Join Date: Jan 2001
Location: Lubbock, TX USA
Re: Overbore overheat myth
DjD, how does heat come into the outer part of the cylinder wall from the coolant??? It's dissipated by the coolant, not the other way around - the outer surface of the cylinder is a good bit hotter than the coolant so heat travels away from the cylinder, not into it.
How does having a thicker cylinder wall help dissipate heat? I think it would retain it since it's denser than the surrounding water. Heat travels through the cylinder walls from the cylinder, it should cool faster if it has less distance to travel. The only area of a cylinder that can actually dissipate heat is the very outer surface of the cylinder barrel where it's in contact with coolant, the rest of it either retains it or transfers it.
Big blocks RARELY overheat with a decent cooling system, even if they're punched .100 over or more. That's because folks that build big blocks generally pay closer attention to cooling needs than folks that build small blocks, IMHO.
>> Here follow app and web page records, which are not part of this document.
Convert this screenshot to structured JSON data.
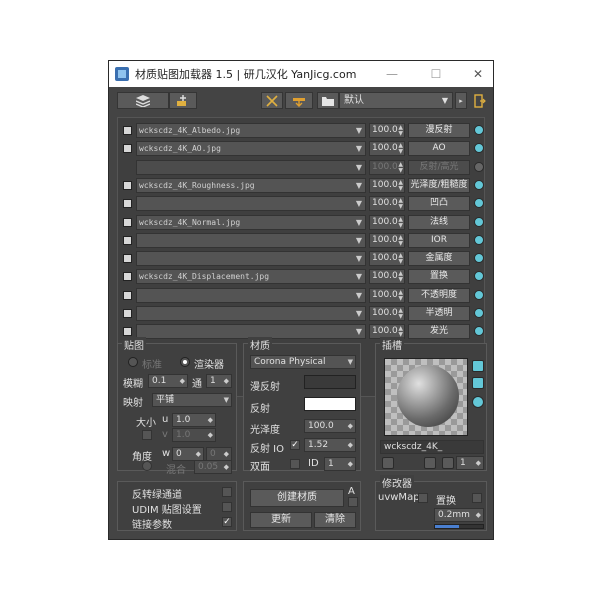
{
  "window": {
    "title": "材质贴图加载器 1.5 | 研几汉化 YanJicg.com",
    "minimize": "—",
    "maximize": "☐",
    "close": "✕"
  },
  "toolbar": {
    "preset_value": "默认",
    "buttons": [
      "layers-icon",
      "add-map-icon",
      "scissors-icon",
      "folder-up-icon",
      "folder-icon",
      "exit-icon"
    ],
    "small_btn": "▸"
  },
  "map_rows": [
    {
      "file": "wckscdz_4K_Albedo.jpg",
      "amount": "100.0",
      "slot": "漫反射",
      "enabled": true
    },
    {
      "file": "wckscdz_4K_AO.jpg",
      "amount": "100.0",
      "slot": "AO",
      "enabled": true
    },
    {
      "file": "",
      "amount": "100.0",
      "slot": "反射/高光",
      "enabled": false
    },
    {
      "file": "wckscdz_4K_Roughness.jpg",
      "amount": "100.0",
      "slot": "光泽度/粗糙度",
      "enabled": true
    },
    {
      "file": "",
      "amount": "100.0",
      "slot": "凹凸",
      "enabled": true
    },
    {
      "file": "wckscdz_4K_Normal.jpg",
      "amount": "100.0",
      "slot": "法线",
      "enabled": true
    },
    {
      "file": "",
      "amount": "100.0",
      "slot": "IOR",
      "enabled": true
    },
    {
      "file": "",
      "amount": "100.0",
      "slot": "金属度",
      "enabled": true
    },
    {
      "file": "wckscdz_4K_Displacement.jpg",
      "amount": "100.0",
      "slot": "置换",
      "enabled": true
    },
    {
      "file": "",
      "amount": "100.0",
      "slot": "不透明度",
      "enabled": true
    },
    {
      "file": "",
      "amount": "100.0",
      "slot": "半透明",
      "enabled": true
    },
    {
      "file": "",
      "amount": "100.0",
      "slot": "发光",
      "enabled": true
    }
  ],
  "mapping": {
    "title": "贴图",
    "standard": "标准",
    "renderer": "渲染器",
    "blur_label": "模糊",
    "blur_value": "0.1",
    "pass_label": "通",
    "pass_value": "1",
    "mapping_label": "映射",
    "mapping_value": "平铺",
    "size_label": "大小",
    "u_label": "u",
    "u_value": "1.0",
    "v_label": "v",
    "v_value": "1.0",
    "angle_label": "角度",
    "w_label": "w",
    "w_value": "0",
    "angle2_value": "0",
    "blend_label": "混合",
    "blend_value": "0.05"
  },
  "material": {
    "title": "材质",
    "type_value": "Corona Physical",
    "diffuse_label": "漫反射",
    "diffuse_color": "#3a3a3a",
    "reflect_label": "反射",
    "reflect_color": "#ffffff",
    "gloss_label": "光泽度",
    "gloss_value": "100.0",
    "reflect_io_label": "反射 IO",
    "ior_value": "1.52",
    "double_label": "双面",
    "id_label": "ID",
    "id_value": "1"
  },
  "slot": {
    "title": "插槽",
    "name_value": "wckscdz_4K_",
    "count_value": "1"
  },
  "options": {
    "flip_green": "反转绿通道",
    "udim": "UDIM 贴图设置",
    "link_params": "链接参数"
  },
  "actions": {
    "create": "创建材质",
    "a_label": "A",
    "update": "更新",
    "clear": "清除"
  },
  "modifier": {
    "title": "修改器",
    "uvw_label": "uvwMap",
    "disp_label": "置换",
    "disp_value": "0.2mm"
  },
  "colors": {
    "accent": "#63c7d7",
    "panel_bg": "#444444"
  }
}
If there was anything to this myth, aftermarket block manufacturers would include something about it in their machining instructions, but they don't. Cylinder wall thickness for rigidity/ring seal is the only thing they're concerned about.
I think the whole wive's tale got started by folks removing smogger 305's and 307's and replacing them with much more powerful engines including the engine that got this whole myth started, the lowly 400.
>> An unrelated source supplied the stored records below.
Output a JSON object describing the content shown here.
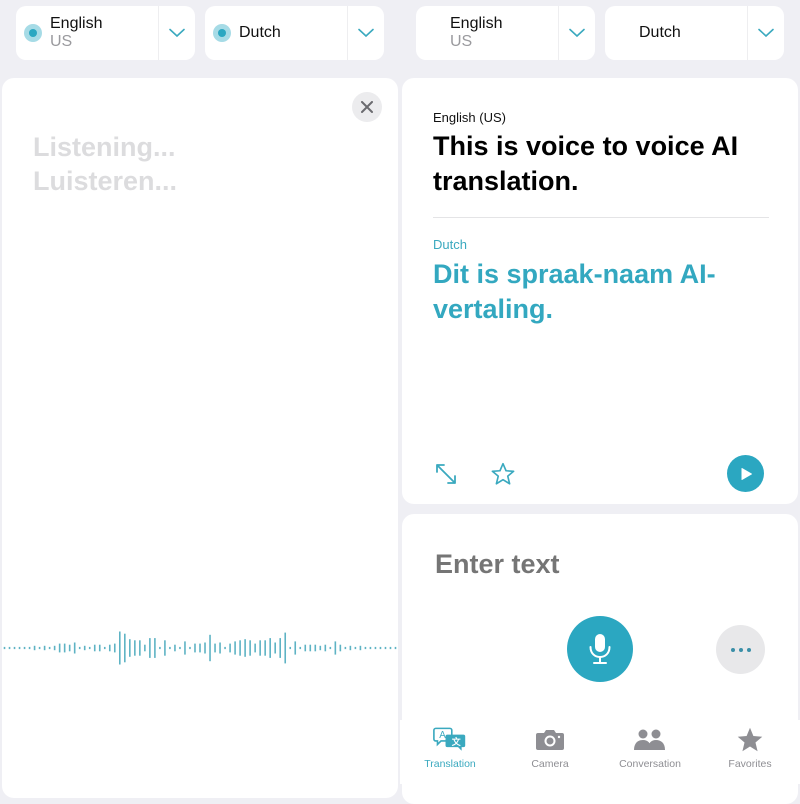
{
  "left_screen": {
    "source_language": {
      "name": "English",
      "region": "US"
    },
    "target_language": {
      "name": "Dutch"
    },
    "listening": {
      "line1": "Listening...",
      "line2": "Luisteren..."
    },
    "waveform_levels": [
      0.05,
      0.05,
      0.05,
      0.05,
      0.05,
      0.05,
      0.1,
      0.05,
      0.1,
      0.05,
      0.1,
      0.2,
      0.2,
      0.15,
      0.25,
      0.05,
      0.1,
      0.05,
      0.15,
      0.15,
      0.05,
      0.15,
      0.2,
      0.75,
      0.65,
      0.4,
      0.35,
      0.35,
      0.15,
      0.45,
      0.45,
      0.05,
      0.35,
      0.05,
      0.15,
      0.05,
      0.3,
      0.05,
      0.2,
      0.2,
      0.25,
      0.6,
      0.2,
      0.25,
      0.05,
      0.2,
      0.3,
      0.35,
      0.4,
      0.35,
      0.2,
      0.35,
      0.35,
      0.45,
      0.25,
      0.45,
      0.7,
      0.05,
      0.3,
      0.05,
      0.15,
      0.15,
      0.15,
      0.1,
      0.15,
      0.05,
      0.3,
      0.15,
      0.05,
      0.1,
      0.05,
      0.1,
      0.05,
      0.05,
      0.05,
      0.05,
      0.05,
      0.05,
      0.05
    ]
  },
  "right_screen": {
    "source_language": {
      "name": "English",
      "region": "US"
    },
    "target_language": {
      "name": "Dutch"
    },
    "result": {
      "source_label": "English (US)",
      "source_text": "This is voice to voice AI translation.",
      "target_label": "Dutch",
      "target_text": "Dit is spraak-naam AI-vertaling."
    },
    "input": {
      "placeholder": "Enter text"
    },
    "tabs": [
      {
        "label": "Translation",
        "icon": "translate-icon",
        "active": true
      },
      {
        "label": "Camera",
        "icon": "camera-icon",
        "active": false
      },
      {
        "label": "Conversation",
        "icon": "conversation-icon",
        "active": false
      },
      {
        "label": "Favorites",
        "icon": "star-filled-icon",
        "active": false
      }
    ]
  },
  "colors": {
    "accent": "#2ba7c1",
    "accent_text": "#33a8c0",
    "background": "#efeff4",
    "placeholder": "#dcdcde",
    "inactive_tab": "#8e8e93"
  }
}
The internal combustion engine generates heat. The more power it makes, the more heat is generated and the better the cooling system needs to be.
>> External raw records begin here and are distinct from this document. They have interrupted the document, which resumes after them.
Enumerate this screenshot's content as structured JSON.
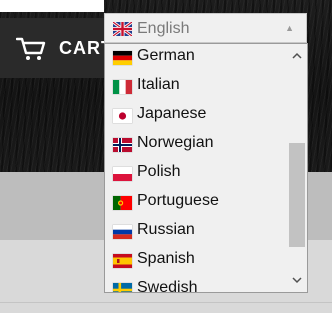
{
  "header": {
    "cart_label": "CART"
  },
  "language_select": {
    "selected": {
      "label": "English",
      "flag": "uk-flag-icon"
    },
    "options": [
      {
        "label": "German",
        "flag": "germany-flag-icon"
      },
      {
        "label": "Italian",
        "flag": "italy-flag-icon"
      },
      {
        "label": "Japanese",
        "flag": "japan-flag-icon"
      },
      {
        "label": "Norwegian",
        "flag": "norway-flag-icon"
      },
      {
        "label": "Polish",
        "flag": "poland-flag-icon"
      },
      {
        "label": "Portuguese",
        "flag": "portugal-flag-icon"
      },
      {
        "label": "Russian",
        "flag": "russia-flag-icon"
      },
      {
        "label": "Spanish",
        "flag": "spain-flag-icon"
      },
      {
        "label": "Swedish",
        "flag": "sweden-flag-icon"
      }
    ]
  },
  "colors": {
    "header_bg": "#1a1a1a",
    "dropdown_bg": "#f0f0f0",
    "scroll_thumb": "#c2c2c2"
  }
}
FCS Harmony Racing
Momma always told me not to look into the eyes of the sun.
"But momma, that's where the fun is!"